by Warren Singh Bartlett
Santoni make shoes. Perhaps best known for their men’s lines – although since 2005, they have been making shoes for women, too – they occupy an interesting niche, somewhere between the artisanal and the industrial.
They’re also 100 per cent made in Italy – in a stunning eco-friendly factory on the rolling plains beneath the sun-kissed sandstone walls of the medieval hilltop town of Macerata. It was here, in 1975, a time of tight white suits, polyester bell-bottoms and plunging male necklines, that Andrea Santoni planted his flag. Turning his back on the mass production, unisex styling and one-size-fits-all mentality of the era, he embarked instead on what other shoemakers told him was a fool’s errand; the creation of hand-crafted, made-to-measure footwear.
So far, I hear you say, so what? Bespoke shoemaking may be on the wane but it’s hardly unheard of. What really set Santoni aside was not Andrea’s belief in handcrafting, it was his desire to find a way to combine made-to-measure with ready-to-wear. After a few years of experimentation, the result was what Santoni PR head, Gloria Biribei calls the “industrialised handmade” shoe. “Machinery is used, but the production line is controlled manually and the shoes are hand-finished,” she explains, “What’s important to us is not how long it takes to make a pair of shoes but the quality with which they are made.”
Unlike the vast majority of English shoemakers, Santoni shoes are painted rather than burnished or dyed in the leather. And unlike most French and Italian companies, the painting is done slowly and individually. It is this care that creates the depth of colour that makes Santonis so easy to spot.
What’s more, on the technical side, Santoni will often include things like skeleton stitches, where the thread can just be seen pushing against the surface, or hidden seams, where they don’t show at all. Some English bootmakers do use such techniques, but they make a song and dance about it, claiming this to be the pinnacle of their know-how. For Santoni though, these and other complexities are just par for the course.
Then there’s the diversity of models and wide range of colours available for each style that really differentiates the brand – from fringed summer slip-ons to camo-patterned suede monks. Very few European shoemakers offer such a combination of fashion and traditional shoemaking. Finally, there’s the fact that Santoni never rests on its heels (as it were). The collections are constantly being re-worked and redesigned, regardless of how well they sold the first time around and this is because the Santonis believe they can always be better.
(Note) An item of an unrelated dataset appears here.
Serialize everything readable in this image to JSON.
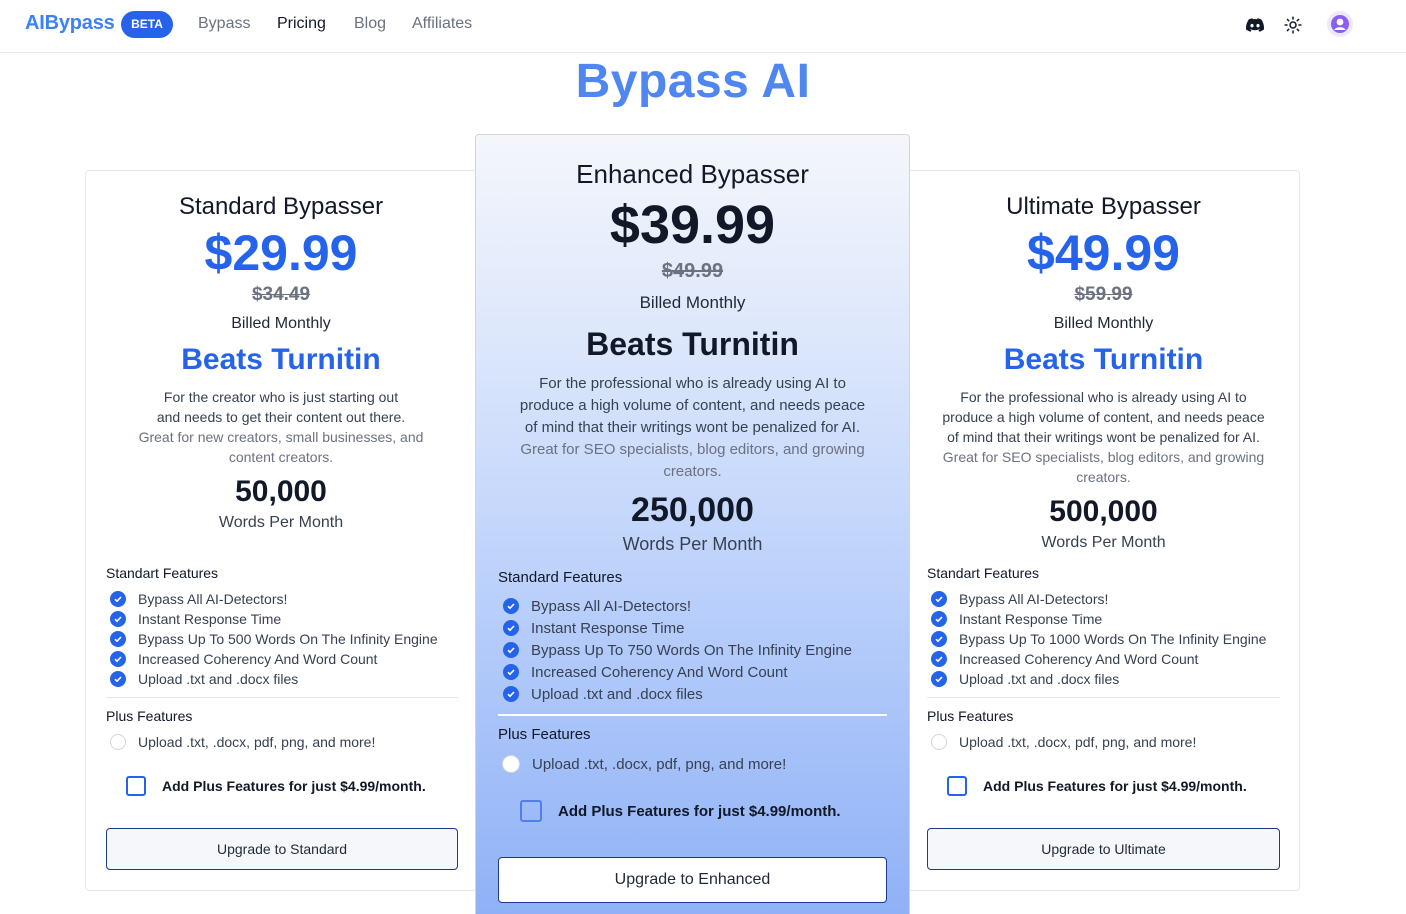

“We don’t do this because we want to make more money, we do this because we want to guarantee our clients the best possible product,” Giuseppe Santoni concludes. “Our quality is our insurance. Most of our clients are friends of other clients. Once you go Santoni, you don’t go back.”